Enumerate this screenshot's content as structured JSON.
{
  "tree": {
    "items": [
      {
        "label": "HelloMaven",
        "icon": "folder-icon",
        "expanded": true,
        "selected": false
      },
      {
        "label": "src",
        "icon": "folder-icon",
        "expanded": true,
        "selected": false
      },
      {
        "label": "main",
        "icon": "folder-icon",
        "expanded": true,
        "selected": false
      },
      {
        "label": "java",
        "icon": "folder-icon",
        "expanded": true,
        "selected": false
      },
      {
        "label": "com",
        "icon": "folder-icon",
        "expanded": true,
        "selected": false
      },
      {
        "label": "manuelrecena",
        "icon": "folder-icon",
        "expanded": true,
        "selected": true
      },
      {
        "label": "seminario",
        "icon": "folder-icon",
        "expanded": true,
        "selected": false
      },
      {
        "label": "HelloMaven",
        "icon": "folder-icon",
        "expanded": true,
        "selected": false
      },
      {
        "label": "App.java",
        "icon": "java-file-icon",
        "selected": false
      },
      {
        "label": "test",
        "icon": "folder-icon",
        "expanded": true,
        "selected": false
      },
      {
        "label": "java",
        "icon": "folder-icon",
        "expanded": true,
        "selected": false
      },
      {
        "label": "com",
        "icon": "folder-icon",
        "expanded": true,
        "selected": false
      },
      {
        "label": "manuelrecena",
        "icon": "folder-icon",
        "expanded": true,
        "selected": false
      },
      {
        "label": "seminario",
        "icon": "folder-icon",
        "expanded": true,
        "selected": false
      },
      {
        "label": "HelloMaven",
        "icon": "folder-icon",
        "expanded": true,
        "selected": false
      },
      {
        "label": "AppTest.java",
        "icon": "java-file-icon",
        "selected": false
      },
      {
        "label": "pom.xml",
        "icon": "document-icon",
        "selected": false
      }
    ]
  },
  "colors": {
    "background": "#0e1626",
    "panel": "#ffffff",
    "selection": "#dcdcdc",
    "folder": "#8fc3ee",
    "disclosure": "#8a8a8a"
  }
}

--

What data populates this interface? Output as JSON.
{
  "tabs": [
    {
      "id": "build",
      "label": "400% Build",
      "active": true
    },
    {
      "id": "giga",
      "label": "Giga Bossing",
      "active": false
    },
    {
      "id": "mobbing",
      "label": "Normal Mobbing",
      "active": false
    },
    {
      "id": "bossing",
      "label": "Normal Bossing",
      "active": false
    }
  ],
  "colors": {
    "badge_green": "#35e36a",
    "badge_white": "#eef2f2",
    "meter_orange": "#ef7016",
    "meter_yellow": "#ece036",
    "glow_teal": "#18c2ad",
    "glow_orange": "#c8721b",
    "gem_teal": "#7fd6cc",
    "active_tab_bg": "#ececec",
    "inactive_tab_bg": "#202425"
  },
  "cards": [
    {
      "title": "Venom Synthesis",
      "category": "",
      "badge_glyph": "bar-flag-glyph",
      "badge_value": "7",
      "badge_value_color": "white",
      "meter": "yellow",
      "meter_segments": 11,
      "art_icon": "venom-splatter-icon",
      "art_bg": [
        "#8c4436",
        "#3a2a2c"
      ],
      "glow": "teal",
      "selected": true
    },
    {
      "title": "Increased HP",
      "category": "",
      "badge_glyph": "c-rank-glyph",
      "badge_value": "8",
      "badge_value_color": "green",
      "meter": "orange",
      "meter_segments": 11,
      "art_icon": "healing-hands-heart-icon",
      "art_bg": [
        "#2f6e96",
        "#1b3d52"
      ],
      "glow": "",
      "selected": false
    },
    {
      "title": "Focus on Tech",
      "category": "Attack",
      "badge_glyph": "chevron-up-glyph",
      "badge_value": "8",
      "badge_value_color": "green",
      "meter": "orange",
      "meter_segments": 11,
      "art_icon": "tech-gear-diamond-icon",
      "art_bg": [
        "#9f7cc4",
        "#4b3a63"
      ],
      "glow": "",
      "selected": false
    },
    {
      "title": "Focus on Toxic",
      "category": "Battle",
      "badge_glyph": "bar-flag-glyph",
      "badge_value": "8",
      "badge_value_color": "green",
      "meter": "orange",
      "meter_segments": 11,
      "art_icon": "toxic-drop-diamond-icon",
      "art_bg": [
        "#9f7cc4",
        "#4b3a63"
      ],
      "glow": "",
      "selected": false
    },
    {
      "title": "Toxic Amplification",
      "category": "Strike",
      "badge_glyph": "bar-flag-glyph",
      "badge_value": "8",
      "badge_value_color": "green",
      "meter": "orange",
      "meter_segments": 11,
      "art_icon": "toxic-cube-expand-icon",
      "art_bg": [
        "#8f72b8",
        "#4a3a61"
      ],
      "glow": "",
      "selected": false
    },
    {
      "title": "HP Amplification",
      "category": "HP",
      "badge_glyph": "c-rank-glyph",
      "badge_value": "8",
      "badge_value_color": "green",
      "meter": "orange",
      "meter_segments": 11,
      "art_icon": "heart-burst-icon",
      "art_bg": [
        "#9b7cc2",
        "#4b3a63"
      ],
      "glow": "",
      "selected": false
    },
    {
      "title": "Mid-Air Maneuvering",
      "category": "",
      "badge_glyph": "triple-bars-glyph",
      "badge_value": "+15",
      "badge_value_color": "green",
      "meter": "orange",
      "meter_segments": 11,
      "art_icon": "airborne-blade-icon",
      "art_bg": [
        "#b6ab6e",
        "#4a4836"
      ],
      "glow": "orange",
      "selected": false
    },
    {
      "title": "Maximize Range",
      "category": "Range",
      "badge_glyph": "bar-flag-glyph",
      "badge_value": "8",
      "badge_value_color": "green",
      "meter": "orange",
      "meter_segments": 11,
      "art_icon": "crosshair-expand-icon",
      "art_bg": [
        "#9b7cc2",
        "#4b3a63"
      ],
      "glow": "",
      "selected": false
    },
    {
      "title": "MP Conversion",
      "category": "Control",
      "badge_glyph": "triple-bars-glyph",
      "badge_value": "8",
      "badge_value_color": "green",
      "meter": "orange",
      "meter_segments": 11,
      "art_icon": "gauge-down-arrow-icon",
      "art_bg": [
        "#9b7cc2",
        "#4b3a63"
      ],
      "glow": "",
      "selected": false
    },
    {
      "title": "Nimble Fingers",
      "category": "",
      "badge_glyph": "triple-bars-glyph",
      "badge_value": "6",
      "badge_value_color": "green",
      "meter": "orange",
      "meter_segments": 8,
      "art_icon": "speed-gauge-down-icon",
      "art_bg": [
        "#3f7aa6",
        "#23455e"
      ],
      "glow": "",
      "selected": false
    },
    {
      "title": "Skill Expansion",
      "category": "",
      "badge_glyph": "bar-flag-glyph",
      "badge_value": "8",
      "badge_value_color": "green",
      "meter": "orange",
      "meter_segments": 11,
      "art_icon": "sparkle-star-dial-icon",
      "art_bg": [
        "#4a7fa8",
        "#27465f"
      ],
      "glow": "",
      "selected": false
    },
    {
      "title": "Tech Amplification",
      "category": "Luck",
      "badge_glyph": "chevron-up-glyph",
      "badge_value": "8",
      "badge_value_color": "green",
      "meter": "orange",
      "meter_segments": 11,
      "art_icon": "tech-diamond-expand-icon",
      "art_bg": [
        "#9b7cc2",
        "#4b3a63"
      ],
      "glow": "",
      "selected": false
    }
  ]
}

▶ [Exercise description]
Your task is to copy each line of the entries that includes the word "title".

▶ [Finished task]
      "title": "Venom Synthesis",
      "title": "Increased HP",
      "title": "Focus on Tech",
      "title": "Focus on Toxic",
      "title": "Toxic Amplification",
      "title": "HP Amplification",
      "title": "Mid-Air Maneuvering",
      "title": "Maximize Range",
      "title": "MP Conversion",
      "title": "Nimble Fingers",
      "title": "Skill Expansion",
      "title": "Tech Amplification",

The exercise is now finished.